▸ **Information shown**:
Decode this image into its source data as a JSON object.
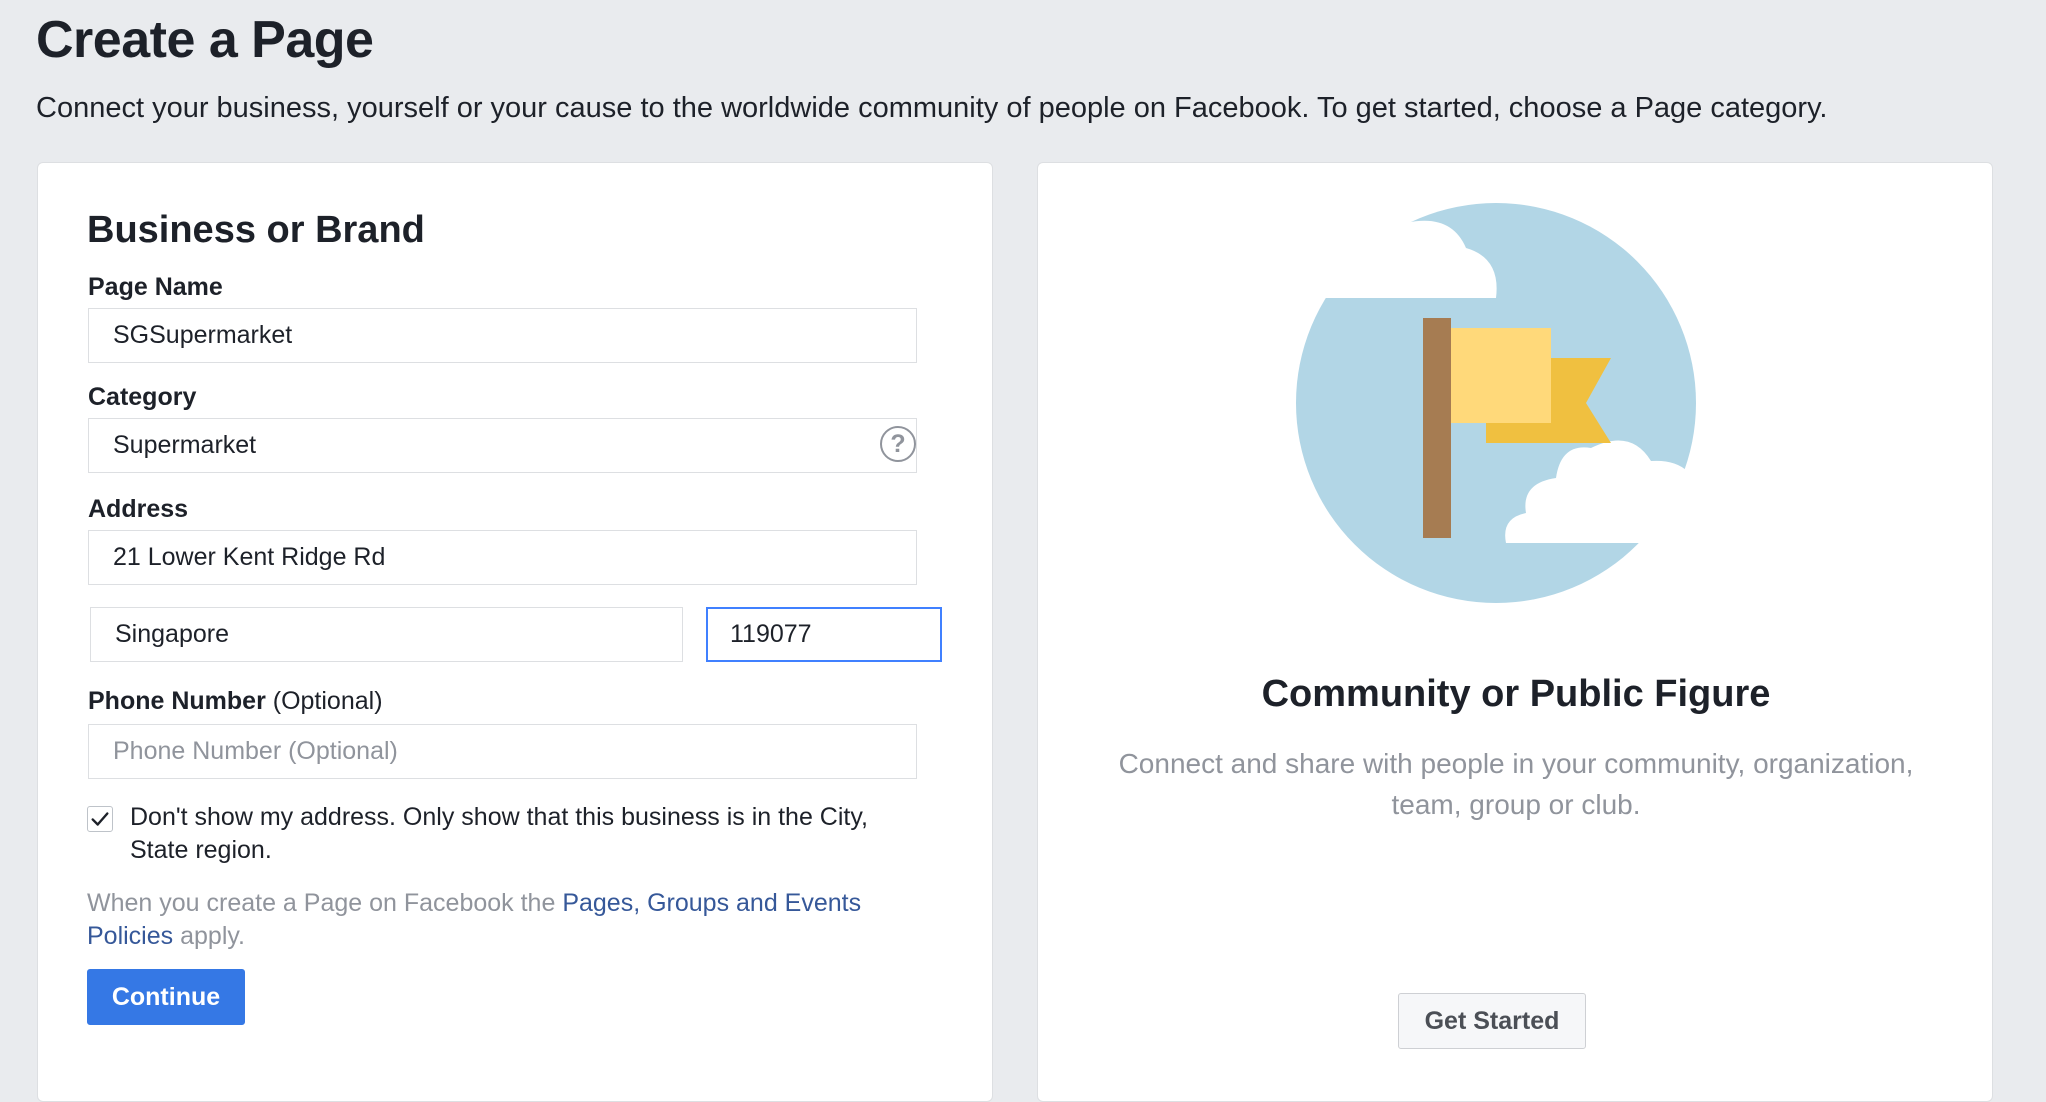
{
  "header": {
    "title": "Create a Page",
    "subtitle": "Connect your business, yourself or your cause to the worldwide community of people on Facebook. To get started, choose a Page category."
  },
  "business_card": {
    "title": "Business or Brand",
    "page_name": {
      "label": "Page Name",
      "value": "SGSupermarket"
    },
    "category": {
      "label": "Category",
      "value": "Supermarket",
      "help_icon": "question-circle-icon"
    },
    "address": {
      "label": "Address",
      "street": "21 Lower Kent Ridge Rd",
      "city": "Singapore",
      "zip": "119077"
    },
    "phone": {
      "label": "Phone Number",
      "label_optional": "(Optional)",
      "placeholder": "Phone Number (Optional)",
      "value": ""
    },
    "hide_address": {
      "checked": true,
      "label": "Don't show my address. Only show that this business is in the City, State region."
    },
    "policy": {
      "prefix": "When you create a Page on Facebook the ",
      "link": "Pages, Groups and Events Policies",
      "suffix": " apply."
    },
    "continue_label": "Continue"
  },
  "community_card": {
    "title": "Community or Public Figure",
    "description": "Connect and share with people in your community, organization, team, group or club.",
    "button_label": "Get Started",
    "illustration": "flag-illustration"
  },
  "colors": {
    "background": "#e9ebee",
    "primary_button": "#3578e5",
    "link": "#365899",
    "muted_text": "#90949c",
    "focus_border": "#4080ff"
  }
}
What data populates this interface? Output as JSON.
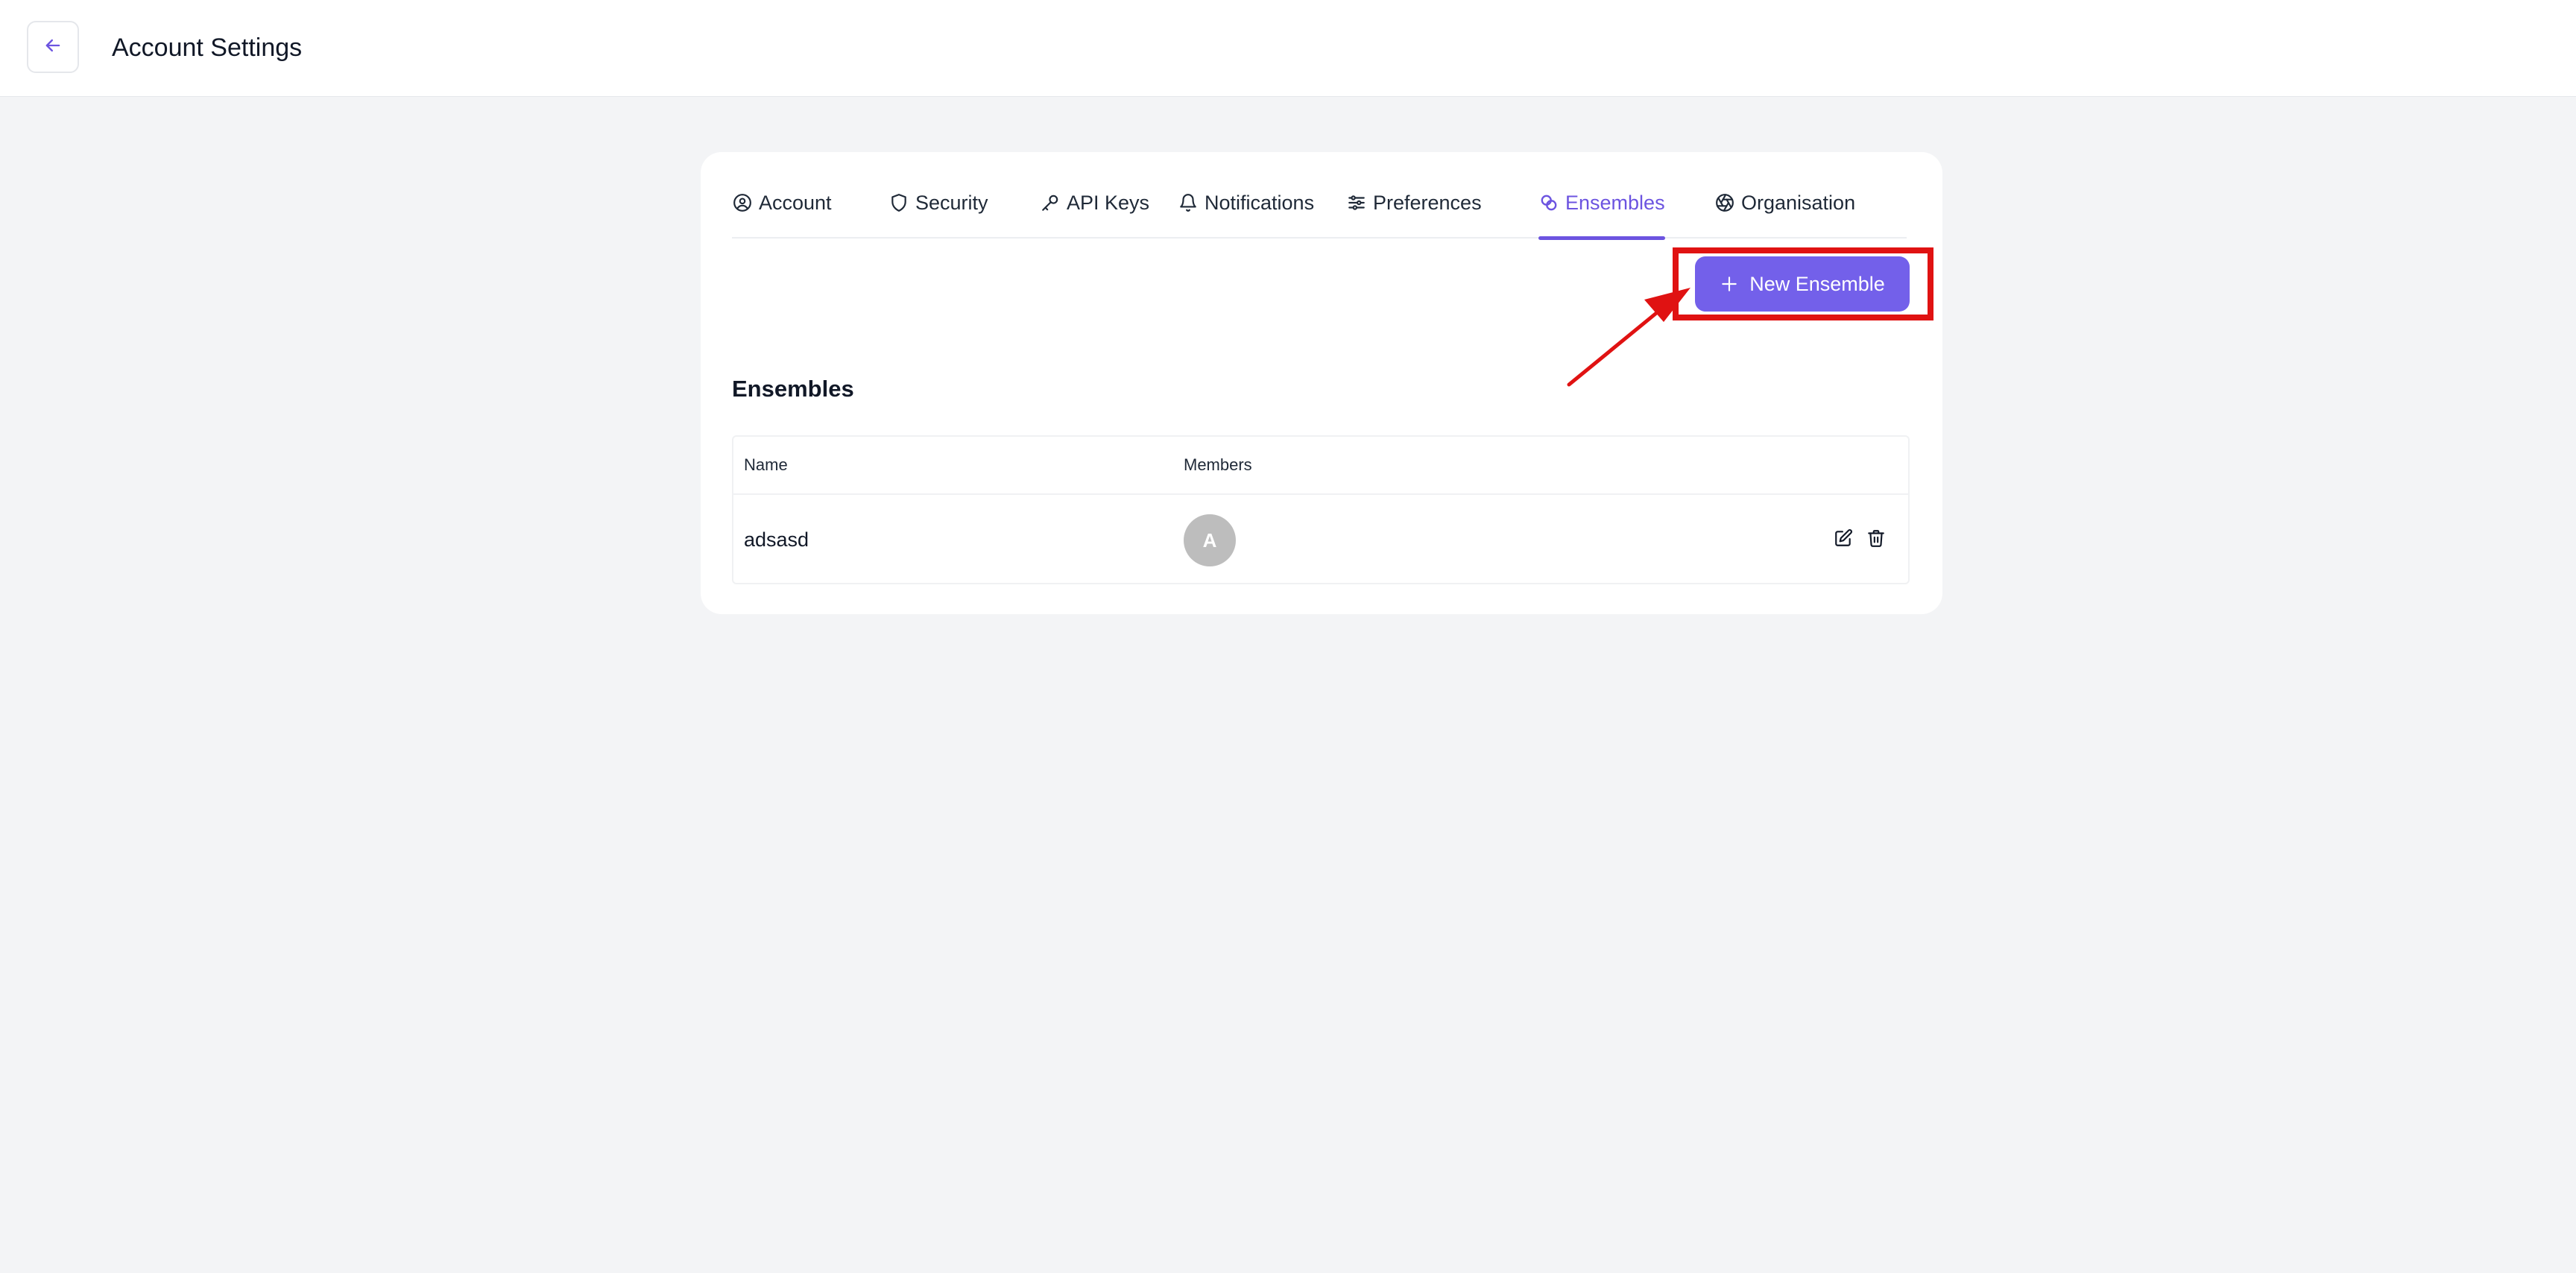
{
  "header": {
    "title": "Account Settings",
    "back_icon": "arrow-left-icon"
  },
  "tabs": [
    {
      "label": "Account",
      "icon": "user-circle-icon",
      "active": false
    },
    {
      "label": "Security",
      "icon": "shield-icon",
      "active": false
    },
    {
      "label": "API Keys",
      "icon": "key-icon",
      "active": false
    },
    {
      "label": "Notifications",
      "icon": "bell-icon",
      "active": false
    },
    {
      "label": "Preferences",
      "icon": "sliders-icon",
      "active": false
    },
    {
      "label": "Ensembles",
      "icon": "link-circles-icon",
      "active": true
    },
    {
      "label": "Organisation",
      "icon": "aperture-icon",
      "active": false
    }
  ],
  "actions": {
    "new_ensemble_label": "New Ensemble",
    "new_ensemble_icon": "plus-icon"
  },
  "section": {
    "title": "Ensembles"
  },
  "table": {
    "columns": [
      "Name",
      "Members"
    ],
    "rows": [
      {
        "name": "adsasd",
        "member_initial": "A"
      }
    ]
  },
  "colors": {
    "accent": "#7360ea",
    "active_tab": "#6c54e0",
    "annotation": "#e01212",
    "page_bg": "#f3f4f6",
    "avatar_bg": "#bdbdbd"
  }
}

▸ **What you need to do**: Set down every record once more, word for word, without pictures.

▸ **Result**:
Decode this image into its source data as a JSON object.
{
  "header": {
    "title": "Create a Page",
    "subtitle": "Connect your business, yourself or your cause to the worldwide community of people on Facebook. To get started, choose a Page category."
  },
  "business_card": {
    "title": "Business or Brand",
    "page_name": {
      "label": "Page Name",
      "value": "SGSupermarket"
    },
    "category": {
      "label": "Category",
      "value": "Supermarket",
      "help_icon": "question-circle-icon"
    },
    "address": {
      "label": "Address",
      "street": "21 Lower Kent Ridge Rd",
      "city": "Singapore",
      "zip": "119077"
    },
    "phone": {
      "label": "Phone Number",
      "label_optional": "(Optional)",
      "placeholder": "Phone Number (Optional)",
      "value": ""
    },
    "hide_address": {
      "checked": true,
      "label": "Don't show my address. Only show that this business is in the City, State region."
    },
    "policy": {
      "prefix": "When you create a Page on Facebook the ",
      "link": "Pages, Groups and Events Policies",
      "suffix": " apply."
    },
    "continue_label": "Continue"
  },
  "community_card": {
    "title": "Community or Public Figure",
    "description": "Connect and share with people in your community, organization, team, group or club.",
    "button_label": "Get Started",
    "illustration": "flag-illustration"
  },
  "colors": {
    "background": "#e9ebee",
    "primary_button": "#3578e5",
    "link": "#365899",
    "muted_text": "#90949c",
    "focus_border": "#4080ff"
  }
}
What data populates this interface? Output as JSON.
{
  "header": {
    "title": "Account Settings",
    "back_icon": "arrow-left-icon"
  },
  "tabs": [
    {
      "label": "Account",
      "icon": "user-circle-icon",
      "active": false
    },
    {
      "label": "Security",
      "icon": "shield-icon",
      "active": false
    },
    {
      "label": "API Keys",
      "icon": "key-icon",
      "active": false
    },
    {
      "label": "Notifications",
      "icon": "bell-icon",
      "active": false
    },
    {
      "label": "Preferences",
      "icon": "sliders-icon",
      "active": false
    },
    {
      "label": "Ensembles",
      "icon": "link-circles-icon",
      "active": true
    },
    {
      "label": "Organisation",
      "icon": "aperture-icon",
      "active": false
    }
  ],
  "actions": {
    "new_ensemble_label": "New Ensemble",
    "new_ensemble_icon": "plus-icon"
  },
  "section": {
    "title": "Ensembles"
  },
  "table": {
    "columns": [
      "Name",
      "Members"
    ],
    "rows": [
      {
        "name": "adsasd",
        "member_initial": "A"
      }
    ]
  },
  "colors": {
    "accent": "#7360ea",
    "active_tab": "#6c54e0",
    "annotation": "#e01212",
    "page_bg": "#f3f4f6",
    "avatar_bg": "#bdbdbd"
  }
}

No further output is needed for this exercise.